In addition, porTIVity provides an authoring system which allows mobile TV producers to track moving objects. These marked objects can be linked to additional information which appears when the user clicks on them. The additional information is packed with the video files in Material eXchange Format (MXF) and delivered as rich media content to the broadcasting center, where the signal is processed and aired. What ultimately arrives at the mobile receiver is a special MPEG-4 video containing both the main program and the interactive elements.


Story Source:

The above story is based on materials provided by Fraunhofer-Gesellschaft. Note: Materials may be edited for content and length.


Cite This Page:

Fraunhofer-Gesellschaft. "'Watermarks' Can Identify Pirated Internet Videos." ScienceDaily. ScienceDaily, 10 October 2007. <www.sciencedaily.com/releases/2007/10/071007205503.htm>.
Fraunhofer-Gesellschaft. (2007, October 10). 'Watermarks' Can Identify Pirated Internet Videos. ScienceDaily. Retrieved October 30, 2014 from www.sciencedaily.com/releases/2007/10/071007205503.htm
Fraunhofer-Gesellschaft. "'Watermarks' Can Identify Pirated Internet Videos." ScienceDaily. www.sciencedaily.com/releases/2007/10/071007205503.htm (accessed October 30, 2014).

Share This



More Matter & Energy News

Thursday, October 30, 2014

Featured Research

from universities, journals, and other organizations


Featured Videos

from AP, Reuters, AFP, and other news services

Mind-Controlled Prosthetic Arm Restores Amputee Dexterity

Mind-Controlled Prosthetic Arm Restores Amputee Dexterity

Reuters - Innovations Video Online (Oct. 29, 2014) A Swedish amputee who became the first person to ever receive a brain controlled prosthetic arm is able to manipulate and handle delicate objects with an unprecedented level of dexterity.
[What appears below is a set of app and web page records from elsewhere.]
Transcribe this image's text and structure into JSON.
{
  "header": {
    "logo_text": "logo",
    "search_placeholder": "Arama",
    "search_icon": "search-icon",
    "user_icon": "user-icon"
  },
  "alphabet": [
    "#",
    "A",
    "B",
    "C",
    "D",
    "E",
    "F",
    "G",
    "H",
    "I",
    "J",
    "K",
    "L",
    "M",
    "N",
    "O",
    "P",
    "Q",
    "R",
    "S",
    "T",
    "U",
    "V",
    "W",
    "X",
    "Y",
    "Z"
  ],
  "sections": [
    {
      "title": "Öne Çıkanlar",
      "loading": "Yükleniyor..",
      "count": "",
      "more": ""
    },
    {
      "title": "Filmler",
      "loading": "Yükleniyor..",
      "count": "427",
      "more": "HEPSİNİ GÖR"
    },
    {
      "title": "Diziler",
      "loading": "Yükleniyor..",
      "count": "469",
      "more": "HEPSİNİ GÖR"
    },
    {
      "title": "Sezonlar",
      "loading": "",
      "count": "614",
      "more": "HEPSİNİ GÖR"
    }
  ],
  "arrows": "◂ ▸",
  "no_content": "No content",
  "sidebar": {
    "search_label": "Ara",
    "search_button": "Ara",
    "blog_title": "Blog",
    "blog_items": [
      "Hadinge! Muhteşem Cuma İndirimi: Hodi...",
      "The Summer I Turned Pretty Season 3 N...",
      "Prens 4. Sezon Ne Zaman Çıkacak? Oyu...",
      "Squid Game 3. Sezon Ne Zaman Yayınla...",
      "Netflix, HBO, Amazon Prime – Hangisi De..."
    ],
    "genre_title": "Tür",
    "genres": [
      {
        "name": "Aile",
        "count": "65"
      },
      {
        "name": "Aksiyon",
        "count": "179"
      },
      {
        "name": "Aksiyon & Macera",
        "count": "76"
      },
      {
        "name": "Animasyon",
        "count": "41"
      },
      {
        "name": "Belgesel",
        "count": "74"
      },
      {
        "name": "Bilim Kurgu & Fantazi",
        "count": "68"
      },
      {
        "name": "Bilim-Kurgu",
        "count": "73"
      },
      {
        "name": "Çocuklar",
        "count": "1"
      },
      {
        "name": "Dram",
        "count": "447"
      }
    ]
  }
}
The device is connected directly to his bone, nerves and muscles, giving him the ability to control it with his thoughts. Matthew Stock reports. Video provided by Reuters
Powered by NewsLook.com
Robots Get Funky on the Dance Floor

Robots Get Funky on the Dance Floor

AP (Oct. 29, 2014) Dancing, spinning and fighting robots are showing off their agility at "Robocomp" in Krakow. (Oct. 29) Video provided by AP
Powered by NewsLook.com
Saharan Solar Project to Power Europe

Saharan Solar Project to Power Europe

Reuters - Business Video Online (Oct. 29, 2014) A solar energy project in the Tunisian Sahara aims to generate enough clean energy by 2018 to power two million European homes. Matt Stock reports. Video provided by Reuters
Powered by NewsLook.com
Lowe's Testing Robot Sales Assistants in California Store

Lowe's Testing Robot Sales Assistants in California Store

Buzz60 (Oct. 29, 2014) Lowe’s is testing out what it’s describing as a robotic shopping assistant in one of its Orchard Supply Hardware Stores in California. Jen Markham explains. Video provided by Buzz60
Powered by NewsLook.com

Search ScienceDaily

Number of stories in archives: 140,361

Find with keyword(s):
Enter a keyword or phrase to search ScienceDaily for related topics and research stories.

Save/Print:
Share:

Breaking News:

Strange & Offbeat Stories


Space & Time

Matter & Energy

Computers & Math

In Other News

... from NewsDaily.com

Science News

Health News

    Environment News

    Technology News



    Save/Print:
    Share:

    Free Subscriptions


    Get the latest science news with ScienceDaily's free email newsletters, updated daily and weekly. Or view hourly updated newsfeeds in your RSS reader:

    Get Social & Mobile


    Keep up to date with the latest news from ScienceDaily via social networks and mobile apps:

    Have Feedback?


    Tell us what you think of ScienceDaily -- we welcome both positive and negative comments. Have any problems using the site? Questions?
    Mobile: iPhone Android Web
    Follow: Facebook Twitter Google+
    Subscribe: RSS Feeds Email Newsletters
    Latest Headlines Health & Medicine Mind & Brain Space & Time Matter & Energy Computers & Math Plants & Animals Earth & Climate Fossils & Ruins